Items from an interface collection.
+ + + +
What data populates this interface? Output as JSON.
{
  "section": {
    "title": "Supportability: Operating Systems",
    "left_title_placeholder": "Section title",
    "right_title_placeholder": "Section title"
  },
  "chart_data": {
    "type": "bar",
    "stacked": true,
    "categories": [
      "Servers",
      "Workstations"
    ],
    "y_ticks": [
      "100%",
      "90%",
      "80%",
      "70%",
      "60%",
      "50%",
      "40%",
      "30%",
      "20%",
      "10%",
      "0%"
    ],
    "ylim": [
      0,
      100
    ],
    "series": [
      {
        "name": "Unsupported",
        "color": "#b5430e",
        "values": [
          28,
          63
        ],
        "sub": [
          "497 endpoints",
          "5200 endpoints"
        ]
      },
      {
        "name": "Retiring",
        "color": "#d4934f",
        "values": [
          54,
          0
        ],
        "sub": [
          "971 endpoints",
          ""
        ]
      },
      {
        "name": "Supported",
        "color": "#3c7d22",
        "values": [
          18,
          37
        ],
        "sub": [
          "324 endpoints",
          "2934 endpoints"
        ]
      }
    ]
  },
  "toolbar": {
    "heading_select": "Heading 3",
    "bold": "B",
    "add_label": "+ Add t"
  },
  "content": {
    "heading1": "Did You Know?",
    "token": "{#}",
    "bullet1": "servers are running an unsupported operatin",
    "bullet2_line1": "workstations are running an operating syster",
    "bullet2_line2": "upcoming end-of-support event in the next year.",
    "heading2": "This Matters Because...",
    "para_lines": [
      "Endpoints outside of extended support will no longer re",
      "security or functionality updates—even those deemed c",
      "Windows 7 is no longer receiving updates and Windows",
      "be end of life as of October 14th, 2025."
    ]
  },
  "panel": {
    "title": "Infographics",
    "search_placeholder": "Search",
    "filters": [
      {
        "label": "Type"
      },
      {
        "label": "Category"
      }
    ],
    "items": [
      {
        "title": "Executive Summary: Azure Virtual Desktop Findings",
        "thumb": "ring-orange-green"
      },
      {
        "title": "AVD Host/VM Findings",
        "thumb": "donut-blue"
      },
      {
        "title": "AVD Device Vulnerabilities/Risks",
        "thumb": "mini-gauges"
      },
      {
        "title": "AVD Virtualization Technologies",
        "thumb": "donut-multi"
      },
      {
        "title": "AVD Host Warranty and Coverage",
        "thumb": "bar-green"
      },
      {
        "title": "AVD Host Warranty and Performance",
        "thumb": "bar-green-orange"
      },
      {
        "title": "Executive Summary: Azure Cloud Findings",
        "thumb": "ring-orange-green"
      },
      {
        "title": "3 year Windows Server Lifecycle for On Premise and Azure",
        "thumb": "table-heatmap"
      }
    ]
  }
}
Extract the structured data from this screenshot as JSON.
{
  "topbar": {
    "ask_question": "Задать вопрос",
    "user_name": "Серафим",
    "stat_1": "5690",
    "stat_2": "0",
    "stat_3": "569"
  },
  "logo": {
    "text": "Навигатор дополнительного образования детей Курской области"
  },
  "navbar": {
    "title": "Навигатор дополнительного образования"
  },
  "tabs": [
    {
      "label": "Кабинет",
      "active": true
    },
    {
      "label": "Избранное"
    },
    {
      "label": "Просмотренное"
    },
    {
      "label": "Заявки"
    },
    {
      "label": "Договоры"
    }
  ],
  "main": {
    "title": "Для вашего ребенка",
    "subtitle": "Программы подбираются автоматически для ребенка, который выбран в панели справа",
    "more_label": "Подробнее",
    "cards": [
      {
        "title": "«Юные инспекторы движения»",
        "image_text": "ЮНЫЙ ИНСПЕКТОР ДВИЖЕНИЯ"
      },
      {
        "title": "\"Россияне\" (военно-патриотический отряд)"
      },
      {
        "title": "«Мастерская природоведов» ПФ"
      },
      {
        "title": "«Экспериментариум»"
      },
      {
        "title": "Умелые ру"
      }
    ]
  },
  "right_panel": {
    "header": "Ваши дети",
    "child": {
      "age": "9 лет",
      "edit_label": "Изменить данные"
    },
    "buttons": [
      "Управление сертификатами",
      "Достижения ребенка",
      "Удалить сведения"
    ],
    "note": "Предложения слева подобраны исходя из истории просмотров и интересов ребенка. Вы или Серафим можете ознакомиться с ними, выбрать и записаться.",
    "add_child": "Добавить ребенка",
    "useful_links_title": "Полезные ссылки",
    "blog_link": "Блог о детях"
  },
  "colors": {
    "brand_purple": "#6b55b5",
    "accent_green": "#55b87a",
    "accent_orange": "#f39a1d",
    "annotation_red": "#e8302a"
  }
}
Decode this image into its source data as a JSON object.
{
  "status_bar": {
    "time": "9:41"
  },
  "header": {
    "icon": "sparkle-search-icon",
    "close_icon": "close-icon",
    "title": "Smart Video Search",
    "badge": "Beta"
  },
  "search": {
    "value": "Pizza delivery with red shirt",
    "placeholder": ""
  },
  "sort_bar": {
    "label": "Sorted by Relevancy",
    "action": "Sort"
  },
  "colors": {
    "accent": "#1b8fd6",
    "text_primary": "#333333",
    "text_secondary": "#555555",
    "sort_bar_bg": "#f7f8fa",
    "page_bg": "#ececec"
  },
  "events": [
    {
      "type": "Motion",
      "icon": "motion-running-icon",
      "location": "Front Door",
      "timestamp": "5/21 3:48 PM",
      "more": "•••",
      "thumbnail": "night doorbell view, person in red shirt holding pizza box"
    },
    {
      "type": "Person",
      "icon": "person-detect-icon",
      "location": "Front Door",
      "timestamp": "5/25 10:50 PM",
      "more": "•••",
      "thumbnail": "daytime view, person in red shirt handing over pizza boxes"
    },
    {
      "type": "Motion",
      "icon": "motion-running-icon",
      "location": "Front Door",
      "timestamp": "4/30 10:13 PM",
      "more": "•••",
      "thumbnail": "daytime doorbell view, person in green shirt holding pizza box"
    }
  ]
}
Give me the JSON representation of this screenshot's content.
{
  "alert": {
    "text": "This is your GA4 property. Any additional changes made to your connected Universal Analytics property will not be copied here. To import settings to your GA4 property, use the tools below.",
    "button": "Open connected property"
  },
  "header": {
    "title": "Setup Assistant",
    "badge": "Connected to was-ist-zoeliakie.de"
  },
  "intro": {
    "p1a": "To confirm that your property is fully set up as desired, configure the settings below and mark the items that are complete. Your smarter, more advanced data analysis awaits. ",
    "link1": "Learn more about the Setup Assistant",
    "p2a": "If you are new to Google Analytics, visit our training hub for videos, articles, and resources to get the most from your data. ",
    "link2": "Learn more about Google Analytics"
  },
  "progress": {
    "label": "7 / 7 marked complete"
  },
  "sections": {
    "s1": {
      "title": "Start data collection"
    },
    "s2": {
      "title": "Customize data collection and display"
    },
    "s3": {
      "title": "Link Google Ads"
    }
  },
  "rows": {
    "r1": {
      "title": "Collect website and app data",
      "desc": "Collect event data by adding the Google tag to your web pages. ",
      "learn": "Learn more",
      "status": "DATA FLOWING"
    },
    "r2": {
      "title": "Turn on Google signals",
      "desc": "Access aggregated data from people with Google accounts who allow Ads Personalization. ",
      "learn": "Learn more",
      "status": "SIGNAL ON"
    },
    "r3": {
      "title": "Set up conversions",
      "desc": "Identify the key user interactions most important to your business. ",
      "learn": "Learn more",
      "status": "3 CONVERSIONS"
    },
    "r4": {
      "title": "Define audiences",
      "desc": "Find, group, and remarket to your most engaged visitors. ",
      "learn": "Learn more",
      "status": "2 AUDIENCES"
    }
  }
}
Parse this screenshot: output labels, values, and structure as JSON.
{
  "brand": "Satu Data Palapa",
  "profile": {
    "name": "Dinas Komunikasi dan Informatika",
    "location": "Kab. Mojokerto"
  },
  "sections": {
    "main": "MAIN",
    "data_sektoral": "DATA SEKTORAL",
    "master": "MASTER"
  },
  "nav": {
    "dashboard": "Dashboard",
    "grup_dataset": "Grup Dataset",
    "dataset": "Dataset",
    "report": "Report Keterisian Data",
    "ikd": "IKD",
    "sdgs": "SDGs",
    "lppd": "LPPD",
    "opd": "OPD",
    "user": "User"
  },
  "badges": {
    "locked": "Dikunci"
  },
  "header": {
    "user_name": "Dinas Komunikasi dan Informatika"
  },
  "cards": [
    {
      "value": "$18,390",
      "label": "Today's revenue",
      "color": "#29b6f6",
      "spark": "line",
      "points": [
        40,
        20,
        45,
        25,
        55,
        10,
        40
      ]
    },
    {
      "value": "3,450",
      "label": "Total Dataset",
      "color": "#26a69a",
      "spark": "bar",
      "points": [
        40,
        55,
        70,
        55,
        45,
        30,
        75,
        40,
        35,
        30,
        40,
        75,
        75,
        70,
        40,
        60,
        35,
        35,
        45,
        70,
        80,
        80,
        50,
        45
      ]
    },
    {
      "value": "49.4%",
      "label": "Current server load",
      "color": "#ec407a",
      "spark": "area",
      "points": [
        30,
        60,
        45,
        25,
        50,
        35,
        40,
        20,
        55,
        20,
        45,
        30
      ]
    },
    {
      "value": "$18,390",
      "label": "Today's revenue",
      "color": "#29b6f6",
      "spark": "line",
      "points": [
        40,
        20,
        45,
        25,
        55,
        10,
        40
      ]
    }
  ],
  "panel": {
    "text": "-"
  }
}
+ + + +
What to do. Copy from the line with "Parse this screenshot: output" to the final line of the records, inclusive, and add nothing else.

Completed task.
Parse this screenshot: output labels, values, and structure as JSON.
{
  "brand": "Satu Data Palapa",
  "profile": {
    "name": "Dinas Komunikasi dan Informatika",
    "location": "Kab. Mojokerto"
  },
  "sections": {
    "main": "MAIN",
    "data_sektoral": "DATA SEKTORAL",
    "master": "MASTER"
  },
  "nav": {
    "dashboard": "Dashboard",
    "grup_dataset": "Grup Dataset",
    "dataset": "Dataset",
    "report": "Report Keterisian Data",
    "ikd": "IKD",
    "sdgs": "SDGs",
    "lppd": "LPPD",
    "opd": "OPD",
    "user": "User"
  },
  "badges": {
    "locked": "Dikunci"
  },
  "header": {
    "user_name": "Dinas Komunikasi dan Informatika"
  },
  "cards": [
    {
      "value": "$18,390",
      "label": "Today's revenue",
      "color": "#29b6f6",
      "spark": "line",
      "points": [
        40,
        20,
        45,
        25,
        55,
        10,
        40
      ]
    },
    {
      "value": "3,450",
      "label": "Total Dataset",
      "color": "#26a69a",
      "spark": "bar",
      "points": [
        40,
        55,
        70,
        55,
        45,
        30,
        75,
        40,
        35,
        30,
        40,
        75,
        75,
        70,
        40,
        60,
        35,
        35,
        45,
        70,
        80,
        80,
        50,
        45
      ]
    },
    {
      "value": "49.4%",
      "label": "Current server load",
      "color": "#ec407a",
      "spark": "area",
      "points": [
        30,
        60,
        45,
        25,
        50,
        35,
        40,
        20,
        55,
        20,
        45,
        30
      ]
    },
    {
      "value": "$18,390",
      "label": "Today's revenue",
      "color": "#29b6f6",
      "spark": "line",
      "points": [
        40,
        20,
        45,
        25,
        55,
        10,
        40
      ]
    }
  ],
  "panel": {
    "text": "-"
  }
}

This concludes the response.